matarikiFrom June 25:

Matariki, the Maori new year is marked by the rise of the Pleiades star cluster Matariki, and the sighting of the next new moon.  This year it is celebrated on Monday 6 June.

‘God hung the stars in the sky – the Great Bear, Orion, the Pleiades and the stars of the south. We cannot understand the great things he does, and to his miracles there is no end’ Job 9:9-10

Why do we celebrate Matariki today? Today Matariki means celebrating the unique place in which we live and giving respect to the land we live on.

How is Matariki celebrated? Matariki is celebrated with education, remembrance and the planting of new trees and crops signalling new beginnings. It’s a time to learn about the land we live on and to remember whakapapa (ancestry) who have passed from this world to the next and the legacy they left behind.

How long do celebrations last? Celebrations last up to 3 days after the new moon has risen.

Did you know?

In Maori Mata Riki means tiny eyes and Mata Ariki means eyes of God? Traditionally, the visibility of Matariki, determined the coming season’s crop. The brighter the stars , the warmer the season and therefore a more productive crop. It is still seen as an important time for family to gather and reflect on the past and the future.

A Matariki Liturgy

The children of  St Andrew’s on The Terrace in Wellington led a Matariki service.

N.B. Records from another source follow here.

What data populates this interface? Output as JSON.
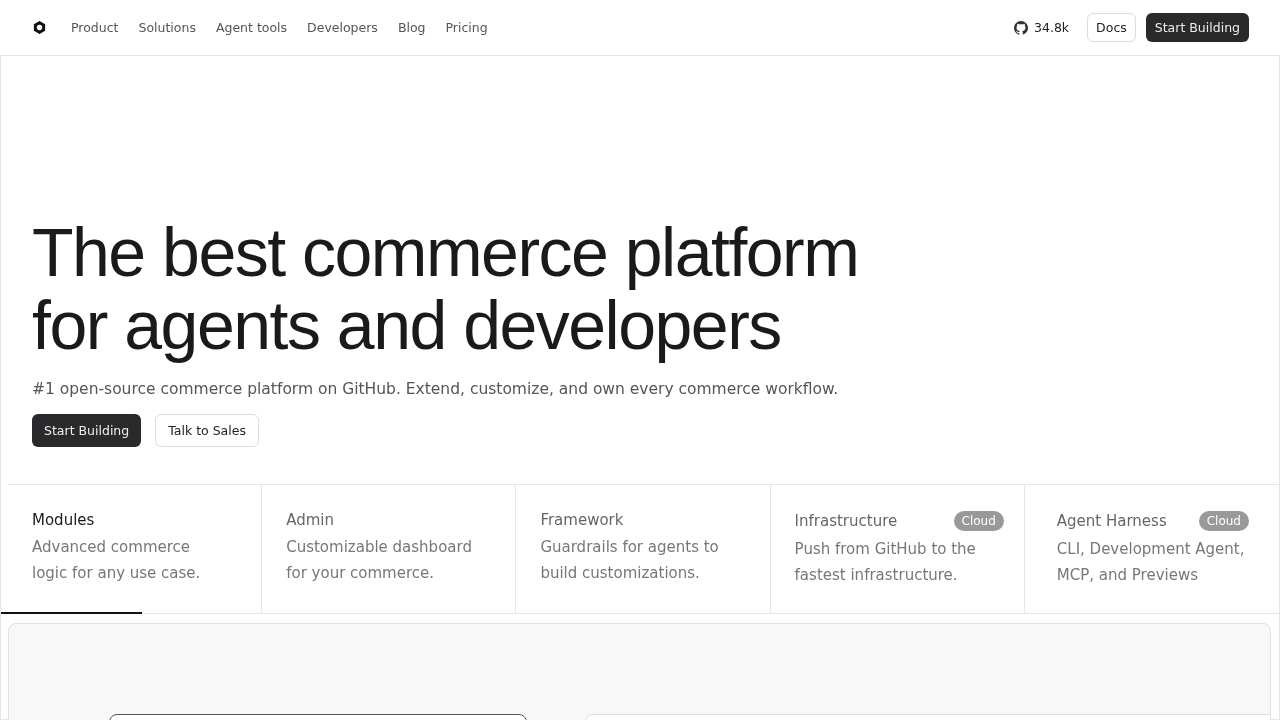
{
  "nav": {
    "links": [
      "Product",
      "Solutions",
      "Agent tools",
      "Developers",
      "Blog",
      "Pricing"
    ],
    "github_stars": "34.8k",
    "docs": "Docs",
    "cta": "Start Building"
  },
  "hero": {
    "title_lines": [
      "The best commerce platform",
      "for agents and developers"
    ],
    "subtitle": "#1 open-source commerce platform on GitHub. Extend, customize, and own every commerce workflow.",
    "primary": "Start Building",
    "secondary": "Talk to Sales"
  },
  "tabs": [
    {
      "title": "Modules",
      "description": "Advanced commerce logic for any use case.",
      "selected": true,
      "level": 0.54
    },
    {
      "title": "Admin",
      "description": "Customizable dashboard for your commerce.",
      "selected": false
    },
    {
      "title": "Framework",
      "description": "Guardrails for agents to build customizations.",
      "selected": false
    },
    {
      "title": "Infrastructure",
      "description": "Push from GitHub to the fastest infrastructure.",
      "selected": false,
      "badge": "Cloud"
    },
    {
      "title": "Agent Harness",
      "description": "CLI, Development Agent, MCP, and Previews",
      "selected": false,
      "badge": "Cloud"
    }
  ]
}
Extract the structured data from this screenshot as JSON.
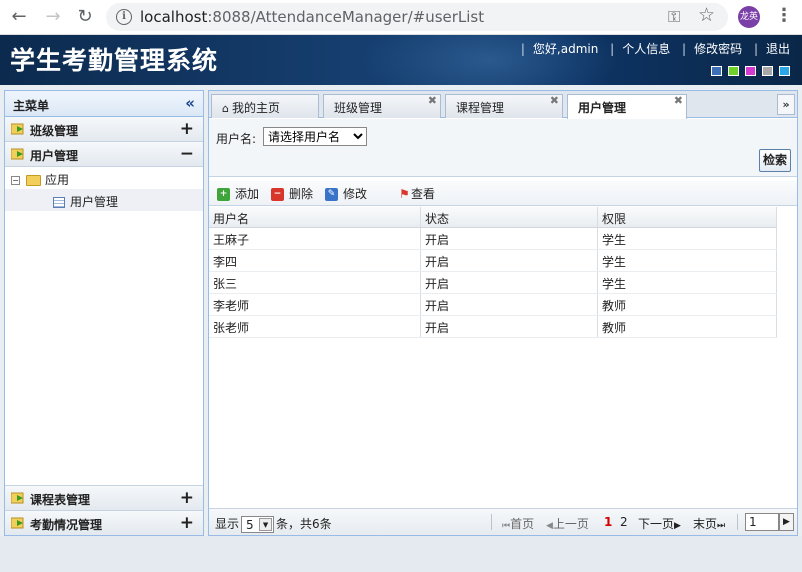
{
  "browser": {
    "url_host": "localhost",
    "url_path": ":8088/AttendanceManager/#userList",
    "profile_label": "龙英"
  },
  "app": {
    "title": "学生考勤管理系统",
    "greeting": "您好,admin",
    "links": [
      "个人信息",
      "修改密码",
      "退出"
    ],
    "theme_colors": [
      "#3c6fb6",
      "#6fd12a",
      "#d23ad0",
      "#a8a8a8",
      "#2aa7e8"
    ]
  },
  "sidebar": {
    "title": "主菜单",
    "top_sections": [
      {
        "label": "班级管理",
        "toggle": "+"
      },
      {
        "label": "用户管理",
        "toggle": "−"
      }
    ],
    "tree": {
      "folder_label": "应用",
      "leaf_label": "用户管理"
    },
    "bottom_sections": [
      {
        "label": "课程表管理",
        "toggle": "+"
      },
      {
        "label": "考勤情况管理",
        "toggle": "+"
      }
    ]
  },
  "tabs": [
    {
      "label": "我的主页",
      "closable": false
    },
    {
      "label": "班级管理",
      "closable": true
    },
    {
      "label": "课程管理",
      "closable": true
    },
    {
      "label": "用户管理",
      "closable": true,
      "active": true
    }
  ],
  "search": {
    "label": "用户名:",
    "select_value": "请选择用户名",
    "button": "检索"
  },
  "toolbar": {
    "add": "添加",
    "delete": "删除",
    "edit": "修改",
    "view": "查看"
  },
  "grid": {
    "columns": [
      "用户名",
      "状态",
      "权限"
    ],
    "rows": [
      [
        "王麻子",
        "开启",
        "学生"
      ],
      [
        "李四",
        "开启",
        "学生"
      ],
      [
        "张三",
        "开启",
        "学生"
      ],
      [
        "李老师",
        "开启",
        "教师"
      ],
      [
        "张老师",
        "开启",
        "教师"
      ]
    ]
  },
  "pager": {
    "show": "显示",
    "page_size": "5",
    "total": "条，共6条",
    "first": "首页",
    "prev": "上一页",
    "pages": [
      "1",
      "2"
    ],
    "next": "下一页",
    "last": "末页",
    "current_page": "1"
  }
}
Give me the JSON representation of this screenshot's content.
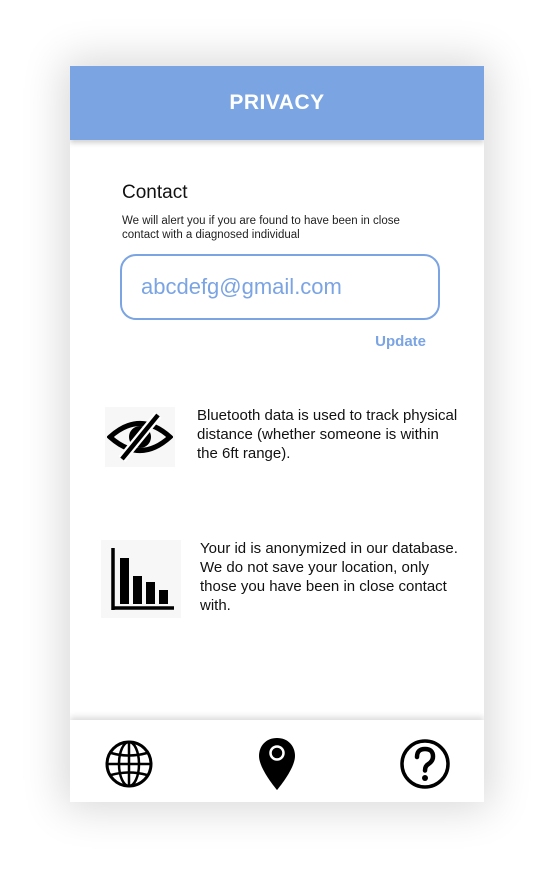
{
  "header": {
    "title": "PRIVACY"
  },
  "contact": {
    "title": "Contact",
    "description": "We will alert you if you are found to have been in close contact with a diagnosed individual",
    "email_value": "abcdefg@gmail.com",
    "update_label": "Update"
  },
  "info": [
    {
      "icon": "eye-slash-icon",
      "text": "Bluetooth data is used to track physical distance (whether someone is within the 6ft range)."
    },
    {
      "icon": "bar-chart-icon",
      "text": "Your id is anonymized in our database. We do not save your location, only those you have been in close contact with."
    }
  ],
  "nav": [
    {
      "icon": "globe-icon"
    },
    {
      "icon": "map-pin-icon"
    },
    {
      "icon": "question-circle-icon"
    }
  ],
  "colors": {
    "accent": "#7ba4e3",
    "text": "#111111",
    "background": "#ffffff"
  }
}
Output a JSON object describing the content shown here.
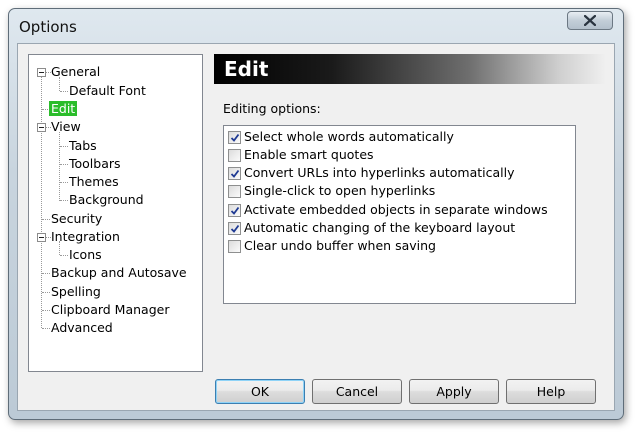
{
  "window": {
    "title": "Options"
  },
  "tree": {
    "items": [
      {
        "label": "General",
        "expanded": true
      },
      {
        "label": "Default Font"
      },
      {
        "label": "Edit",
        "selected": true
      },
      {
        "label": "View",
        "expanded": true
      },
      {
        "label": "Tabs"
      },
      {
        "label": "Toolbars"
      },
      {
        "label": "Themes"
      },
      {
        "label": "Background"
      },
      {
        "label": "Security"
      },
      {
        "label": "Integration",
        "expanded": true
      },
      {
        "label": "Icons"
      },
      {
        "label": "Backup and Autosave"
      },
      {
        "label": "Spelling"
      },
      {
        "label": "Clipboard Manager"
      },
      {
        "label": "Advanced"
      }
    ]
  },
  "panel": {
    "title": "Edit",
    "group_label": "Editing options:",
    "options": [
      {
        "label": "Select whole words automatically",
        "checked": true
      },
      {
        "label": "Enable smart quotes",
        "checked": false
      },
      {
        "label": "Convert URLs into hyperlinks automatically",
        "checked": true
      },
      {
        "label": "Single-click to open hyperlinks",
        "checked": false
      },
      {
        "label": "Activate embedded objects in separate windows",
        "checked": true
      },
      {
        "label": "Automatic changing of the keyboard layout",
        "checked": true
      },
      {
        "label": "Clear undo buffer when saving",
        "checked": false
      }
    ]
  },
  "buttons": {
    "ok": "OK",
    "cancel": "Cancel",
    "apply": "Apply",
    "help": "Help"
  },
  "colors": {
    "selection": "#2bbd2b",
    "header_start": "#000000",
    "header_end": "#f0f0f0"
  }
}
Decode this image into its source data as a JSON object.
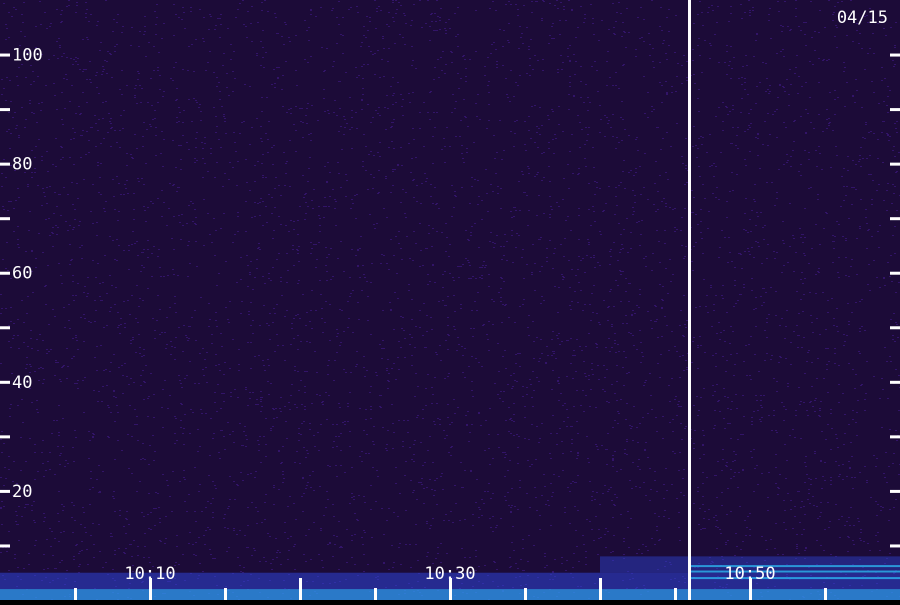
{
  "chart_data": {
    "type": "heatmap",
    "date_label": "04/15",
    "y_axis": {
      "min": 0,
      "max": 110,
      "tick_step": 10,
      "labels": [
        100,
        80,
        60,
        40,
        20
      ]
    },
    "x_axis": {
      "start": "10:00",
      "end": "11:00",
      "labels": [
        "10:10",
        "10:30",
        "10:50"
      ],
      "label_minutes": [
        10,
        30,
        50
      ],
      "major_tick_minutes": [
        5,
        10,
        15,
        20,
        25,
        30,
        35,
        40,
        45,
        50,
        55
      ]
    },
    "marker": {
      "time": "10:46"
    },
    "colors": {
      "background": "#1c0b38",
      "noise": "#3a1878",
      "low_band": "#2f45d8",
      "hot_band": "#2ec8ff",
      "marker": "#ffffff"
    }
  }
}
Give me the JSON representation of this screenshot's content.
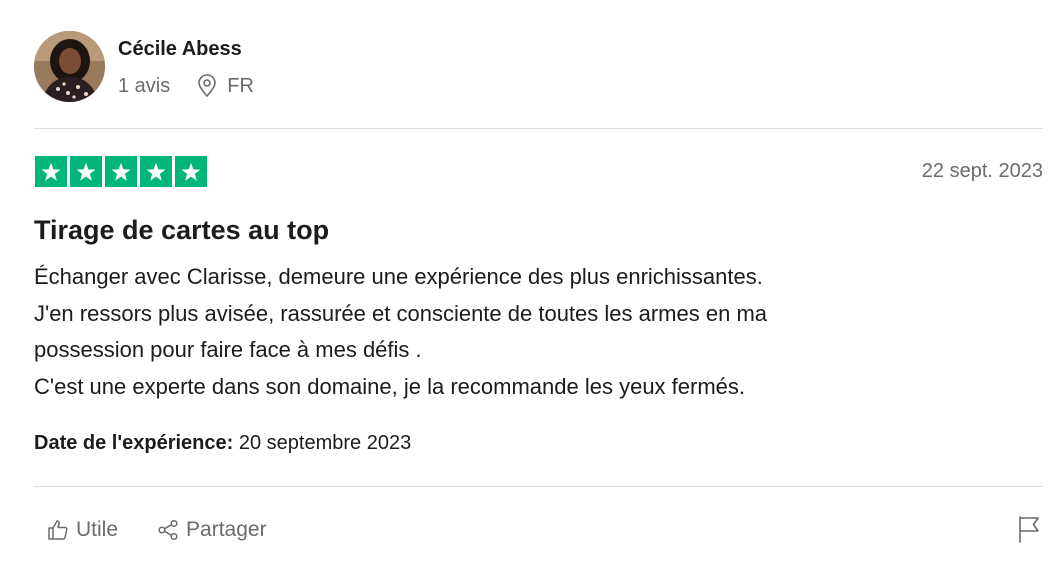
{
  "reviewer": {
    "name": "Cécile Abess",
    "reviews_count": "1 avis",
    "country": "FR",
    "avatar_icon": "reviewer-photo"
  },
  "rating": {
    "stars": 5,
    "max_stars": 5,
    "color": "#00b67a"
  },
  "review": {
    "date": "22 sept. 2023",
    "title": "Tirage de cartes au top",
    "body_lines": [
      "Échanger avec Clarisse, demeure une expérience des plus enrichissantes.",
      "J'en ressors plus avisée, rassurée et consciente de toutes les armes en ma",
      "possession pour faire face à mes défis .",
      "C'est une experte dans son domaine, je la recommande les yeux fermés."
    ],
    "experience_label": "Date de l'expérience:",
    "experience_date": "20 septembre 2023"
  },
  "actions": {
    "useful_label": "Utile",
    "useful_icon": "thumbs-up-icon",
    "share_label": "Partager",
    "share_icon": "share-icon",
    "report_icon": "flag-icon"
  },
  "icons": {
    "location": "location-pin-icon",
    "star": "star-icon"
  }
}
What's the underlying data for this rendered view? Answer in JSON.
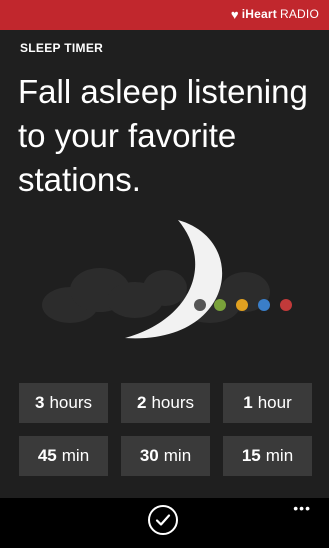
{
  "header": {
    "brand_icon": "iheart-heart-logo",
    "brand_bold": "iHeart",
    "brand_light": "RADIO",
    "color": "#c1272d"
  },
  "page": {
    "section_title": "SLEEP TIMER",
    "headline": "Fall asleep listening to your favorite stations."
  },
  "illustration": {
    "icon": "moon-and-clouds",
    "dot_colors": [
      "#555555",
      "#7aa23a",
      "#e0a020",
      "#3a7ec8",
      "#c23a3a"
    ]
  },
  "timers": [
    {
      "num": "3",
      "unit": "hours"
    },
    {
      "num": "2",
      "unit": "hours"
    },
    {
      "num": "1",
      "unit": "hour"
    },
    {
      "num": "45",
      "unit": "min"
    },
    {
      "num": "30",
      "unit": "min"
    },
    {
      "num": "15",
      "unit": "min"
    }
  ],
  "appbar": {
    "confirm_icon": "check-circle-icon",
    "more_label": "•••"
  }
}
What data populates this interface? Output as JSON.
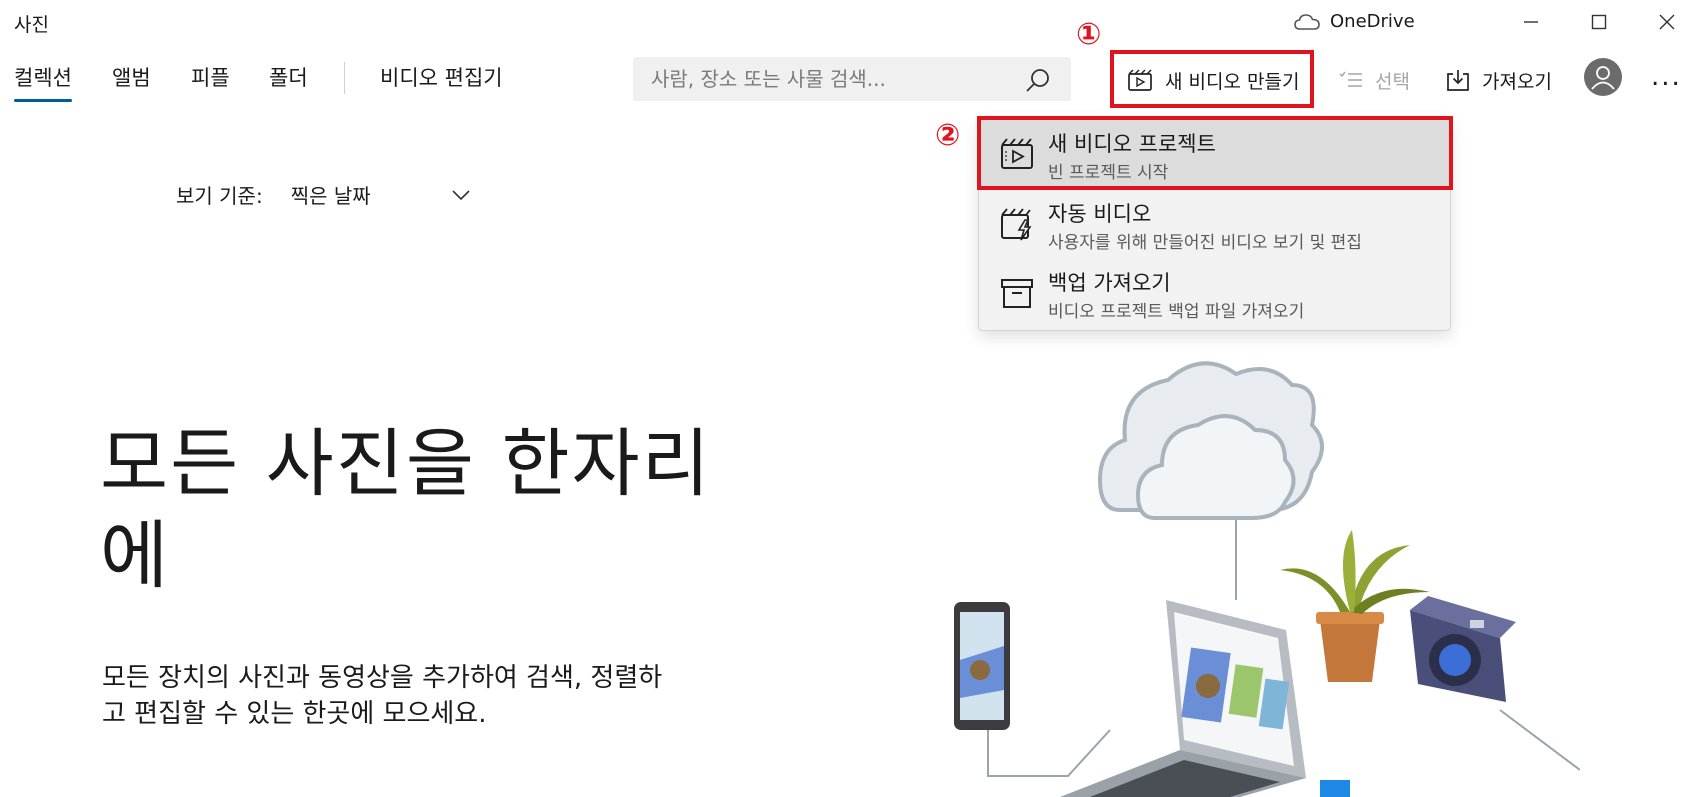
{
  "app": {
    "title": "사진",
    "onedrive_label": "OneDrive"
  },
  "window_controls": {
    "minimize": "minimize-icon",
    "maximize": "maximize-icon",
    "close": "close-icon"
  },
  "nav": {
    "items": [
      {
        "label": "컬렉션",
        "active": true
      },
      {
        "label": "앨범",
        "active": false
      },
      {
        "label": "피플",
        "active": false
      },
      {
        "label": "폴더",
        "active": false
      }
    ],
    "video_editor": "비디오 편집기"
  },
  "search": {
    "placeholder": "사람, 장소 또는 사물 검색..."
  },
  "toolbar": {
    "new_video": "새 비디오 만들기",
    "select": "선택",
    "import": "가져오기",
    "more": "..."
  },
  "annotations": {
    "step1": "①",
    "step2": "②",
    "highlight_color": "#e0141e"
  },
  "dropdown": {
    "items": [
      {
        "title": "새 비디오 프로젝트",
        "subtitle": "빈 프로젝트 시작",
        "icon": "video-project-icon",
        "selected": true
      },
      {
        "title": "자동 비디오",
        "subtitle": "사용자를 위해 만들어진 비디오 보기 및 편집",
        "icon": "auto-video-icon",
        "selected": false
      },
      {
        "title": "백업 가져오기",
        "subtitle": "비디오 프로젝트 백업 파일 가져오기",
        "icon": "archive-icon",
        "selected": false
      }
    ]
  },
  "view_by": {
    "label": "보기 기준:",
    "value": "찍은 날짜"
  },
  "hero": {
    "title_line1": "모든 사진을 한자리",
    "title_line2": "에",
    "description_line1": "모든 장치의 사진과 동영상을 추가하여 검색, 정렬하",
    "description_line2": "고 편집할 수 있는 한곳에 모으세요."
  },
  "colors": {
    "accent": "#005a9e",
    "highlight": "#e0141e"
  }
}
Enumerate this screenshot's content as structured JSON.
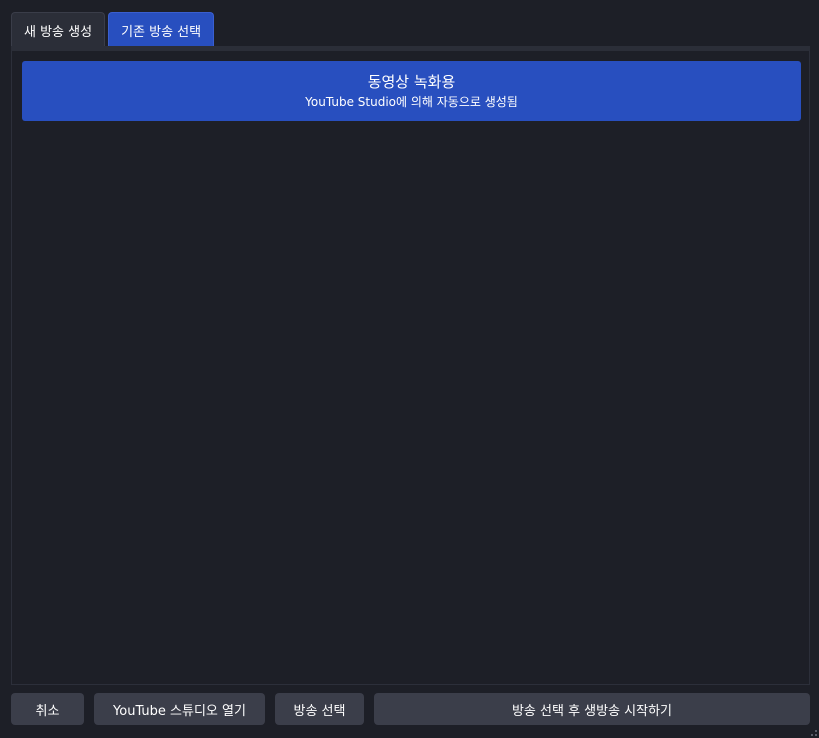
{
  "tabs": {
    "new_broadcast": "새 방송 생성",
    "existing_broadcast": "기존 방송 선택"
  },
  "broadcast_list": {
    "items": [
      {
        "title": "동영상 녹화용",
        "subtitle": "YouTube Studio에 의해 자동으로 생성됨"
      }
    ]
  },
  "buttons": {
    "cancel": "취소",
    "open_studio": "YouTube 스튜디오 열기",
    "select": "방송 선택",
    "select_and_start": "방송 선택 후 생방송 시작하기"
  },
  "colors": {
    "background": "#1d1f27",
    "accent": "#284fbf",
    "button": "#3b3e4a"
  }
}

Together we wrote  liturgy, chose poems to read and made star decorations to hang from the cross and under the balcony. We decorated the walls with Matariki posters from the Maori Language Commission, and The Green Rule posters from Faith and the Common Good.

Matariki Explained:

For great background information on Matariki see these websites:

Taitokerau Matariki

Kiwi Families Matariki

Matariki Teaching Resources:

For good resources to use in your children’s ministry see these websites:

Matariki Crafts

Matariki Teachers’ Resource

Matariki Classroom Resources